The most important part of the St. Elmo Brady Academy, Henderson says, is the engagement with the participants’ fathers—or brothers, uncles, grandfathers, mentors, or anyone else who is available—who conduct experiments with the kids. It’s a meaningful connection for kids whose relationships with their fathers may be strained, he says.

“To see the interaction (between children and fathers) is amazing,” Henderson says. “When we did a pilot program for this, when we saw how engaged the fathers were, and the dynamics even when other men are there for these students...we were really excited about that, and we wanted to expand upon that.”

Indeed, Henderson has many ideas for expanding his outreach efforts. Henderson and Greer have been able to obtain funding to hire a director and program coordinators for the St. Elmo Brady Academy (anyone who wants to contribute may do so through the Department of Chemical and Biomolecular Engineering), and they are using their experiences to develop research papers about the results of the program.

Additionally, Henderson is hoping to develop the chemical engineering equivalent of the popular Saturday Physics for Everyone program at Illinois, featuring lectures and demonstrations to high schoolers, families, and the community, free of charge. He’s partnered with the Department of Physics to put a booth at the local farmer’s market this summer, and Henderson is hoping to team chemical engineering with other units during summer camps in the future.

All this may come as no surprise to Nathaniel Vause, who organized the trip to Baltimore long ago when Henderson was first exposed to chemical engineering. In 2010, Vause traveled to Urbana-Champaign to see Henderson receive his doctoral degree, and he brought with him an old newspaper article written about the Baltimore trip after Henderson arrived back home. Henderson happened to be one of the children asked by the reporter what he wanted to be when he grew up.

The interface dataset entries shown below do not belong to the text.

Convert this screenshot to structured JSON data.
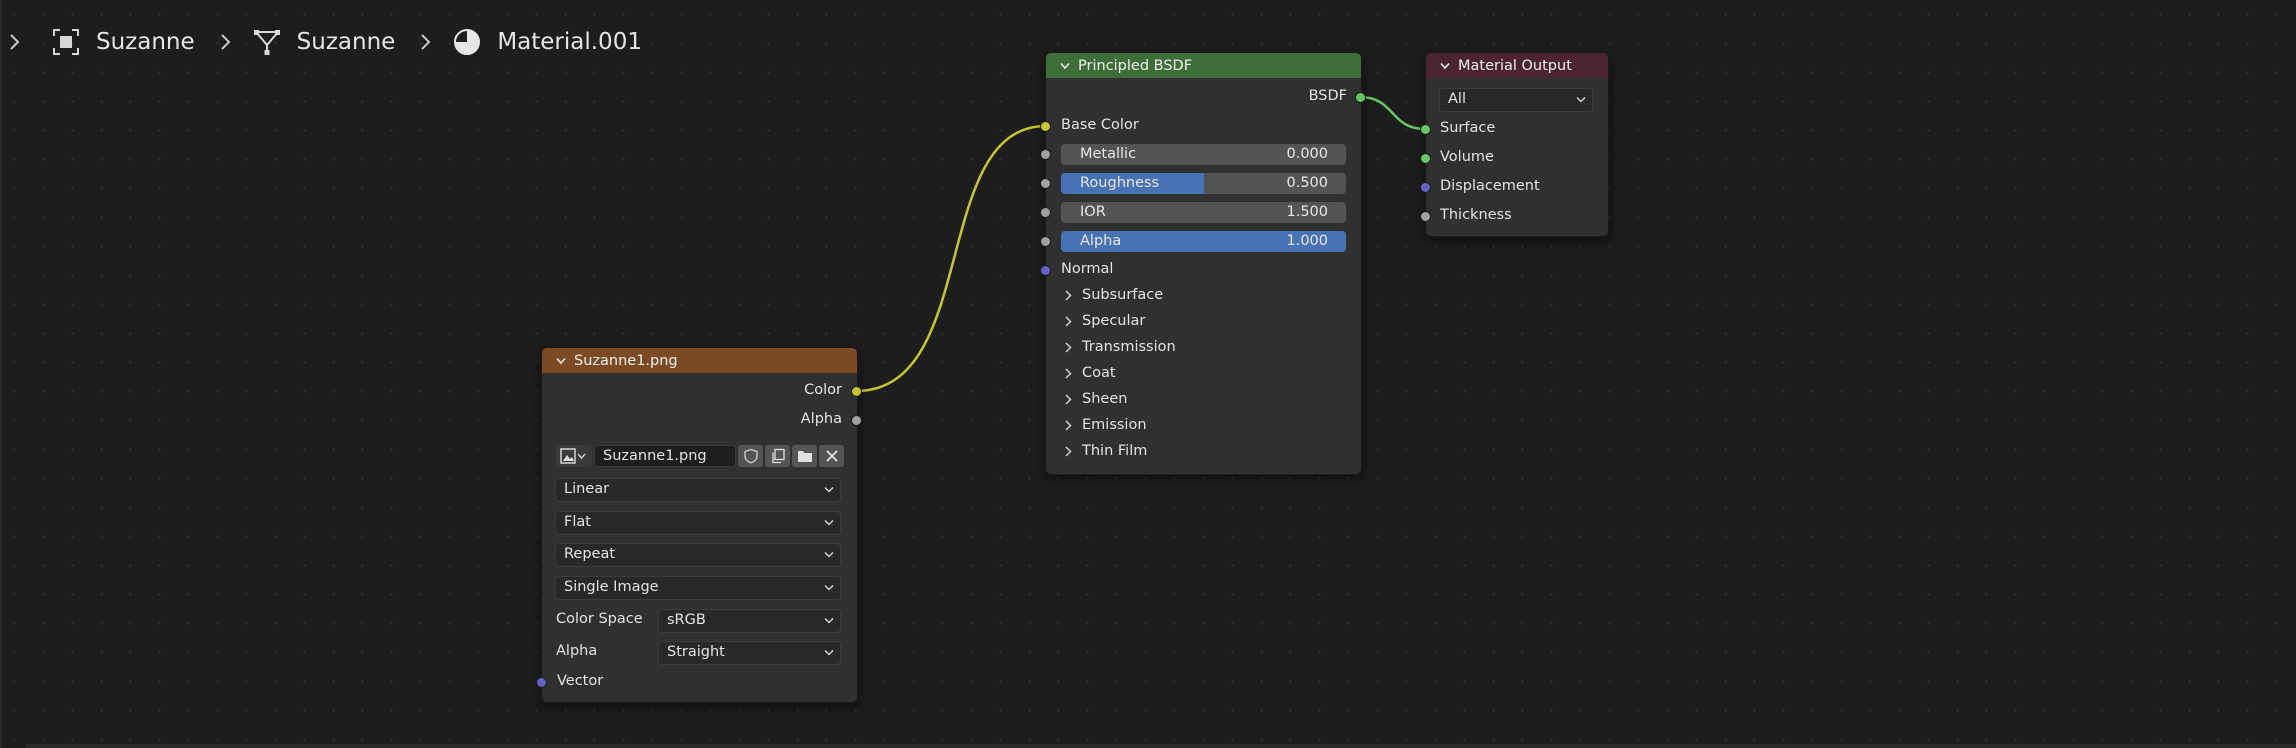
{
  "breadcrumb": {
    "items": [
      {
        "label": "Suzanne",
        "icon": "object-icon"
      },
      {
        "label": "Suzanne",
        "icon": "mesh-icon"
      },
      {
        "label": "Material.001",
        "icon": "material-icon"
      }
    ]
  },
  "principled": {
    "title": "Principled BSDF",
    "output": "BSDF",
    "base_color": "Base Color",
    "sliders": [
      {
        "label": "Metallic",
        "value": "0.000",
        "fill": 0.0
      },
      {
        "label": "Roughness",
        "value": "0.500",
        "fill": 0.5
      },
      {
        "label": "IOR",
        "value": "1.500",
        "fill": 0.0
      },
      {
        "label": "Alpha",
        "value": "1.000",
        "fill": 1.0
      }
    ],
    "normal": "Normal",
    "panels": [
      "Subsurface",
      "Specular",
      "Transmission",
      "Coat",
      "Sheen",
      "Emission",
      "Thin Film"
    ]
  },
  "material_output": {
    "title": "Material Output",
    "target": "All",
    "inputs": [
      "Surface",
      "Volume",
      "Displacement",
      "Thickness"
    ]
  },
  "image_texture": {
    "title": "Suzanne1.png",
    "outputs": [
      "Color",
      "Alpha"
    ],
    "image_name": "Suzanne1.png",
    "interpolation": "Linear",
    "projection": "Flat",
    "extension": "Repeat",
    "source": "Single Image",
    "color_space_label": "Color Space",
    "color_space": "sRGB",
    "alpha_label": "Alpha",
    "alpha_mode": "Straight",
    "vector": "Vector"
  },
  "colors": {
    "background": "#1d1d1d",
    "node_body": "#303030",
    "shader_header": "#3d6e38",
    "texture_header": "#7b4a22",
    "output_header": "#4b2332",
    "slider_fill": "#4772b3",
    "color_socket": "#c7c729",
    "float_socket": "#a1a1a1",
    "vector_socket": "#6363c7",
    "shader_socket": "#63c763"
  }
}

“I said ’chemical engineer,’ not really knowing what it was,” Henderson recalls, with a laugh. He knows what chemical engineering is now—and how it can guide a lifetime.

Dave Evensen

Related Topics

  • Chemical Sciences